(Extracted records)
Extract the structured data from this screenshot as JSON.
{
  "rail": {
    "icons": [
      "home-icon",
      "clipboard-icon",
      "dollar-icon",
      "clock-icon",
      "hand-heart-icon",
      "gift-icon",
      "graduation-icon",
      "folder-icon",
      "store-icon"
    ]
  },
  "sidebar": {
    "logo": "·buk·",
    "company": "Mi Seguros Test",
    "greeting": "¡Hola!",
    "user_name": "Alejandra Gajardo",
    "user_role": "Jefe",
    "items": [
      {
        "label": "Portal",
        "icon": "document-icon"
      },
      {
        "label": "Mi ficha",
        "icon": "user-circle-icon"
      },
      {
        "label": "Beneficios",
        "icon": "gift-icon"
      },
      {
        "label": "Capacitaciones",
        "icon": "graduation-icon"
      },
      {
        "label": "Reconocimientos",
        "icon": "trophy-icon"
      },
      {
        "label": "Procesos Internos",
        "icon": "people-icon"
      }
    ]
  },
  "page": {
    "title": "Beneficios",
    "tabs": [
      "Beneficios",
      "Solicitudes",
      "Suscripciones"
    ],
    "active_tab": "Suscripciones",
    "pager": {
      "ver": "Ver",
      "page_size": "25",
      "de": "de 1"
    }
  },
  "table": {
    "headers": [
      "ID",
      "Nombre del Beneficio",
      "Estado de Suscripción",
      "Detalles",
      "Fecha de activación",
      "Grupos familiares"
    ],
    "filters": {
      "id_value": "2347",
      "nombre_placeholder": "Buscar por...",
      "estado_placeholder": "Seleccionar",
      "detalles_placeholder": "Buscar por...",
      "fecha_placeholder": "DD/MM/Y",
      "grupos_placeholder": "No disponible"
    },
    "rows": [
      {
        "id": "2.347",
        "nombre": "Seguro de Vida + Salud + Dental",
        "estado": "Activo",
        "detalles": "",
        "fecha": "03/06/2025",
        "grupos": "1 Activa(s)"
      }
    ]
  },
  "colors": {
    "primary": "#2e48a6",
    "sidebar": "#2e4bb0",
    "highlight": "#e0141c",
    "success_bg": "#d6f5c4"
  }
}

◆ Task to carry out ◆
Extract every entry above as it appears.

◆ Task output ◆
Extract the structured data from this screenshot as JSON.
{
  "rail": {
    "icons": [
      "home-icon",
      "clipboard-icon",
      "dollar-icon",
      "clock-icon",
      "hand-heart-icon",
      "gift-icon",
      "graduation-icon",
      "folder-icon",
      "store-icon"
    ]
  },
  "sidebar": {
    "logo": "·buk·",
    "company": "Mi Seguros Test",
    "greeting": "¡Hola!",
    "user_name": "Alejandra Gajardo",
    "user_role": "Jefe",
    "items": [
      {
        "label": "Portal",
        "icon": "document-icon"
      },
      {
        "label": "Mi ficha",
        "icon": "user-circle-icon"
      },
      {
        "label": "Beneficios",
        "icon": "gift-icon"
      },
      {
        "label": "Capacitaciones",
        "icon": "graduation-icon"
      },
      {
        "label": "Reconocimientos",
        "icon": "trophy-icon"
      },
      {
        "label": "Procesos Internos",
        "icon": "people-icon"
      }
    ]
  },
  "page": {
    "title": "Beneficios",
    "tabs": [
      "Beneficios",
      "Solicitudes",
      "Suscripciones"
    ],
    "active_tab": "Suscripciones",
    "pager": {
      "ver": "Ver",
      "page_size": "25",
      "de": "de 1"
    }
  },
  "table": {
    "headers": [
      "ID",
      "Nombre del Beneficio",
      "Estado de Suscripción",
      "Detalles",
      "Fecha de activación",
      "Grupos familiares"
    ],
    "filters": {
      "id_value": "2347",
      "nombre_placeholder": "Buscar por...",
      "estado_placeholder": "Seleccionar",
      "detalles_placeholder": "Buscar por...",
      "fecha_placeholder": "DD/MM/Y",
      "grupos_placeholder": "No disponible"
    },
    "rows": [
      {
        "id": "2.347",
        "nombre": "Seguro de Vida + Salud + Dental",
        "estado": "Activo",
        "detalles": "",
        "fecha": "03/06/2025",
        "grupos": "1 Activa(s)"
      }
    ]
  },
  "colors": {
    "primary": "#2e48a6",
    "sidebar": "#2e4bb0",
    "highlight": "#e0141c",
    "success_bg": "#d6f5c4"
  }
}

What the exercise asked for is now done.